**TASK STATEMENT:**
Using the entries that follow, collect the lines where the word "JSON" appears.

***

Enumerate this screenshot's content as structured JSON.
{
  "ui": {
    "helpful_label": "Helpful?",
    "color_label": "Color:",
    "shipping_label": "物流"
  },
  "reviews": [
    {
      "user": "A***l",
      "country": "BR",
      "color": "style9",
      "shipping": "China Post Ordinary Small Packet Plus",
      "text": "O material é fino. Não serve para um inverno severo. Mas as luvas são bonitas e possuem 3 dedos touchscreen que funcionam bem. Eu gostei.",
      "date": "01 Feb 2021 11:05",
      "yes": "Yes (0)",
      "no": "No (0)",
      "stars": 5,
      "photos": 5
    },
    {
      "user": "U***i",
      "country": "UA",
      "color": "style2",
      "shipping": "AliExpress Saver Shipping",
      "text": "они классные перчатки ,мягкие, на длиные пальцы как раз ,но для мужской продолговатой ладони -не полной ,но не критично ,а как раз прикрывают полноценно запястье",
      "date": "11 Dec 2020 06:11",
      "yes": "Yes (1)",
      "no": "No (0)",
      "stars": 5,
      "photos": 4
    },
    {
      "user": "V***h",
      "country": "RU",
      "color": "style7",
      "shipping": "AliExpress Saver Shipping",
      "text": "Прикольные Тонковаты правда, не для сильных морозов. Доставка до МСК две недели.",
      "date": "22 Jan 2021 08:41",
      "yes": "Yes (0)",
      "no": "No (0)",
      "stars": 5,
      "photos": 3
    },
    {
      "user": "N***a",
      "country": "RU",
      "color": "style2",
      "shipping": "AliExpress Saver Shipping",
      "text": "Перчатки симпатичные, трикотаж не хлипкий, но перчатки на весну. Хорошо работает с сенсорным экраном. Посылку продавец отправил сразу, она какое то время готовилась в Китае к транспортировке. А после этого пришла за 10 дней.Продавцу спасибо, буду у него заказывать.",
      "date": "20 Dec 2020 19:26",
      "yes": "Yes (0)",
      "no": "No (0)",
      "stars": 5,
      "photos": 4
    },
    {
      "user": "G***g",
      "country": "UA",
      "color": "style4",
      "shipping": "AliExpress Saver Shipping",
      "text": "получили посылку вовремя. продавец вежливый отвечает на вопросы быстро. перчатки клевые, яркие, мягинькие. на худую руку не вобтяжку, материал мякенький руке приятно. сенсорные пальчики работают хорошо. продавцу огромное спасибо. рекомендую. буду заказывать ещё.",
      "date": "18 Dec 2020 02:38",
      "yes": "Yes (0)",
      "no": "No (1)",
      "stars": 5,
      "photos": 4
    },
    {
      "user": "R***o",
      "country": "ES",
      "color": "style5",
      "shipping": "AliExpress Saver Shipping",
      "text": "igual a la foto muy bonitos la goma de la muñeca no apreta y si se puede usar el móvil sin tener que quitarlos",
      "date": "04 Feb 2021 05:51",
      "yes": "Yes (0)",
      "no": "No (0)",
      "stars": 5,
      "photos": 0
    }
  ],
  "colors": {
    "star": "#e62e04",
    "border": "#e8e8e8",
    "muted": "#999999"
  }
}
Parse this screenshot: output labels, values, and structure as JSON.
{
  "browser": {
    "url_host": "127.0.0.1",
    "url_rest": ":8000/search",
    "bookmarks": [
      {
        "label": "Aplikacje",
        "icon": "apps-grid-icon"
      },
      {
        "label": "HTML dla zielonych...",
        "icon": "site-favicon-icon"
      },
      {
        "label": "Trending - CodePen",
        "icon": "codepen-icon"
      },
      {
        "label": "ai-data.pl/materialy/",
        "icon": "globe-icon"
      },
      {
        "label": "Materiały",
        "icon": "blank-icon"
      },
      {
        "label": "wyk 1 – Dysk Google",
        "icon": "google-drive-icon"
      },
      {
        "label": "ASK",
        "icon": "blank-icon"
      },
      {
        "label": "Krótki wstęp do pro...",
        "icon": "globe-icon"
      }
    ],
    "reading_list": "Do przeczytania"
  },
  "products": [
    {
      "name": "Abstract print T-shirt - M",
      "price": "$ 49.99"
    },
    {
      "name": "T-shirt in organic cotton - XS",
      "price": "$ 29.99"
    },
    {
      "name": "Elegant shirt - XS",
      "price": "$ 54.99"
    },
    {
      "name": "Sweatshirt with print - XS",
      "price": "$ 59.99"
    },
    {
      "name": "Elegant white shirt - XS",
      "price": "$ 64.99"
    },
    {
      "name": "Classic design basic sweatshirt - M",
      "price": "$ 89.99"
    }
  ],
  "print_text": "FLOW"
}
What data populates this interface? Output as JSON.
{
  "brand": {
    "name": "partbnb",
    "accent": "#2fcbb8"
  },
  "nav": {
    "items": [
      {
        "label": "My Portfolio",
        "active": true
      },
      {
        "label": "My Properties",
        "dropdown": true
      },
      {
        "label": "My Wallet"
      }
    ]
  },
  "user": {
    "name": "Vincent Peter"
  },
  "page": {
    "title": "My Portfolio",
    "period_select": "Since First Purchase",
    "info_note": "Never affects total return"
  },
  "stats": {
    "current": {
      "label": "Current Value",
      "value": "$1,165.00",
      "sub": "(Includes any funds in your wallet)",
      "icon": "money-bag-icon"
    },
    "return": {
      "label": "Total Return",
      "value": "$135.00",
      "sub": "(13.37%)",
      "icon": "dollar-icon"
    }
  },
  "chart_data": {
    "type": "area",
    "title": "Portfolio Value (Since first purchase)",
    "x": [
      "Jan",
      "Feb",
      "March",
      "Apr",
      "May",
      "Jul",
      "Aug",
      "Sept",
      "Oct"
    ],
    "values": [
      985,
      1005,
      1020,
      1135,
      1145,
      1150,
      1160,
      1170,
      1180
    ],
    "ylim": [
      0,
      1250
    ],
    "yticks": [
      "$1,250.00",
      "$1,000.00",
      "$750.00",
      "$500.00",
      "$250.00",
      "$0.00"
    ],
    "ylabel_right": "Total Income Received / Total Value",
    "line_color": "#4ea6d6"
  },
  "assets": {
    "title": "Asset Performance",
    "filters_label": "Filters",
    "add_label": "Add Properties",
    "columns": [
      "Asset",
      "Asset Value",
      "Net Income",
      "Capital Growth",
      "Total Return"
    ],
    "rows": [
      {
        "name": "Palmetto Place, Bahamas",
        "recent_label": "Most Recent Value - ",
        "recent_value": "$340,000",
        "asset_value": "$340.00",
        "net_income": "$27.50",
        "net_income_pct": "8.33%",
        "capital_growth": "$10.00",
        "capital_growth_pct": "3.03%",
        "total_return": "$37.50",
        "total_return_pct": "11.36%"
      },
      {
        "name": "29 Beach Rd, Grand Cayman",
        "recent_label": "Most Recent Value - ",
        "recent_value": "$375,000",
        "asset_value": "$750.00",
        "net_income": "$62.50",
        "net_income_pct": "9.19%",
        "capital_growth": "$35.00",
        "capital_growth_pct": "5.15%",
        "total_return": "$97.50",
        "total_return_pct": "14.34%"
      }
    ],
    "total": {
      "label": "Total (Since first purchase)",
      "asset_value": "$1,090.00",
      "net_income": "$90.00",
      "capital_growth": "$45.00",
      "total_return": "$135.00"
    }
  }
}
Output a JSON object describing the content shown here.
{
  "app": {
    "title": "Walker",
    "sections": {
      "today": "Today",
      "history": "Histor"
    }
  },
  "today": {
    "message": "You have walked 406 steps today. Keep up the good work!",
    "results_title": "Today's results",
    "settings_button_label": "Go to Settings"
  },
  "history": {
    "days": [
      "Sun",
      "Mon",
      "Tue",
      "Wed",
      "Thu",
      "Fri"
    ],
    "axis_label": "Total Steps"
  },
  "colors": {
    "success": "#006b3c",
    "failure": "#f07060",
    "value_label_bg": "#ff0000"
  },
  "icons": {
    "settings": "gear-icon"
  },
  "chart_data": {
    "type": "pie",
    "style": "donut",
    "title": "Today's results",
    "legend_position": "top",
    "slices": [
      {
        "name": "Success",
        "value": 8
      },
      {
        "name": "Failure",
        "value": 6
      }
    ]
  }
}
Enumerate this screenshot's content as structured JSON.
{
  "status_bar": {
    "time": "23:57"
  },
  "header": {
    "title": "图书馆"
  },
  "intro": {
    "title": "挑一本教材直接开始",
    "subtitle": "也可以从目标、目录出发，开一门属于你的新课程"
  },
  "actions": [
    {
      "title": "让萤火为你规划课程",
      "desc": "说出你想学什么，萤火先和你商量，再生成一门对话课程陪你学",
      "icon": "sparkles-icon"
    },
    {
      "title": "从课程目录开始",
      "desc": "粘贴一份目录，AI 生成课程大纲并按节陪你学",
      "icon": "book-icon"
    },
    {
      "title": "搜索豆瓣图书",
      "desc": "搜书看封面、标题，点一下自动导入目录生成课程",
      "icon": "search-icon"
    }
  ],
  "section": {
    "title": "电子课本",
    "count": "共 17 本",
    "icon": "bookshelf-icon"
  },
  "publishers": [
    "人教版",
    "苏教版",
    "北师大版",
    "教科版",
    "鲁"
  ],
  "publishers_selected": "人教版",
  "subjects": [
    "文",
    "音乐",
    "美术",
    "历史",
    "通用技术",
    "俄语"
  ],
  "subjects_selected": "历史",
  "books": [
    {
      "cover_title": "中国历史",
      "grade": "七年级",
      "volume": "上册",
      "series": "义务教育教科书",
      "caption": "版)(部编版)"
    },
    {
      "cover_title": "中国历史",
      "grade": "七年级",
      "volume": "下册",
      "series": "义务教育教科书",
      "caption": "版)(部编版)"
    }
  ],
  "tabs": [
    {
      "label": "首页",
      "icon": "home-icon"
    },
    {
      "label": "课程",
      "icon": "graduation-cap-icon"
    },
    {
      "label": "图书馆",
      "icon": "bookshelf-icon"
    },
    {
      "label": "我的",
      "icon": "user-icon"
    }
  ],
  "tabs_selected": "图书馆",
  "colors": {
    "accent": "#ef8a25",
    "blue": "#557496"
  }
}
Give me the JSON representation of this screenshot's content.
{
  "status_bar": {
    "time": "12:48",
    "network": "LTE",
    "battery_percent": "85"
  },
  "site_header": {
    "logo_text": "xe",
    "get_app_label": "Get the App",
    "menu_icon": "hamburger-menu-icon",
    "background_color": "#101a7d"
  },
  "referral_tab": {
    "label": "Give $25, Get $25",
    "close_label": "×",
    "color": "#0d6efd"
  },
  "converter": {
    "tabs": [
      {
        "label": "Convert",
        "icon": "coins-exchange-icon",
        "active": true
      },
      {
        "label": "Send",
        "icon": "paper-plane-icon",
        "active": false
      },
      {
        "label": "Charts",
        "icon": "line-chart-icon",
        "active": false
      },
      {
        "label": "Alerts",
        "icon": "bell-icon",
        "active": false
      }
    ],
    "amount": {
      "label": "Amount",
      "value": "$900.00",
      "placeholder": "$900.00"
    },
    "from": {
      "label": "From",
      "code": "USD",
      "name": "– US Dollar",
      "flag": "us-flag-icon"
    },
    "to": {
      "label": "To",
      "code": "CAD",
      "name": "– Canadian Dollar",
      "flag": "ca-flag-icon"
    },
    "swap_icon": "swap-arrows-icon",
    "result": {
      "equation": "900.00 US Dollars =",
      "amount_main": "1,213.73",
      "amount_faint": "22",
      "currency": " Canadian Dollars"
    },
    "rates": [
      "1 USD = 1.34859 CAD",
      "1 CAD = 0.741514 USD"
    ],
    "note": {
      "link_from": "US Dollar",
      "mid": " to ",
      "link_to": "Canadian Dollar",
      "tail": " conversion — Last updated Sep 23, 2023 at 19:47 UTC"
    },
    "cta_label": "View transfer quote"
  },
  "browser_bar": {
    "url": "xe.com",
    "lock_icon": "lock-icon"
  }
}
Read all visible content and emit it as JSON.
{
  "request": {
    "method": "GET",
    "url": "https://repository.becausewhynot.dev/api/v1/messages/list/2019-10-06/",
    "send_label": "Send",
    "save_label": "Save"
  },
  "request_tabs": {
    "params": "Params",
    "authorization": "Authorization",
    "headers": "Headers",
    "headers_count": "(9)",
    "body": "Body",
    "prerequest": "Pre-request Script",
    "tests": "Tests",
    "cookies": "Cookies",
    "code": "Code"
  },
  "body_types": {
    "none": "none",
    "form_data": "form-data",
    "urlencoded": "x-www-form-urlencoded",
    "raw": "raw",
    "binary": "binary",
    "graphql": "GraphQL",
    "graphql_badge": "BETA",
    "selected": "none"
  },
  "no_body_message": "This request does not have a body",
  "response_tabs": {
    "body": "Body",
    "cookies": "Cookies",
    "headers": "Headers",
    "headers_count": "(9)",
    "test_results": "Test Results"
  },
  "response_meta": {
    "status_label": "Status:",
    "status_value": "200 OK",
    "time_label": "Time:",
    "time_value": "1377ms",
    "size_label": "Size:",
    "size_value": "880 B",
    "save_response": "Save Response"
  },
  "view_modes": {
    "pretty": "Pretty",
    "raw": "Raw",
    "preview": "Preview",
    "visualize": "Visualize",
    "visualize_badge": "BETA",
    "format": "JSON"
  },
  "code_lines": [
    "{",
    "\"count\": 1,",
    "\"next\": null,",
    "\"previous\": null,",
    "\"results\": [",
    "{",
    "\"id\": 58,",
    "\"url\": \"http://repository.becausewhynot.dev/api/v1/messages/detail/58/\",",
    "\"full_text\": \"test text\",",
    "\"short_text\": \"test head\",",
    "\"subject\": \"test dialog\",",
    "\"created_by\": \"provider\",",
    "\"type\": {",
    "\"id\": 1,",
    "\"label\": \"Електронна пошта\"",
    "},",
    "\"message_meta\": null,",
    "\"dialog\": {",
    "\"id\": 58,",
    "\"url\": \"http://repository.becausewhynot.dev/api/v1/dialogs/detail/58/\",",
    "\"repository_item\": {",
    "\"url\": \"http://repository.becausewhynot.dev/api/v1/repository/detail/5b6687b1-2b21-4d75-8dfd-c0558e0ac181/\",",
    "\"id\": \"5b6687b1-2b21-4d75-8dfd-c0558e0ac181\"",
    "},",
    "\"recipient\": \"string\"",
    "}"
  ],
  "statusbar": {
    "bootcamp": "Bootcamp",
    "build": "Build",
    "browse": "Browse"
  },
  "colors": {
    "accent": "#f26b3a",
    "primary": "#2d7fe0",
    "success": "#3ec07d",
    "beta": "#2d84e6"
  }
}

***

**EXERCISE ANSWER:**
Enumerate this screenshot's content as structured JSON.
Parse this screenshot: output labels, values, and structure as JSON.
What data populates this interface? Output as JSON.
Output a JSON object describing the content shown here.
Enumerate this screenshot's content as structured JSON.
Give me the JSON representation of this screenshot's content.
Read all visible content and emit it as JSON.
    "format": "JSON"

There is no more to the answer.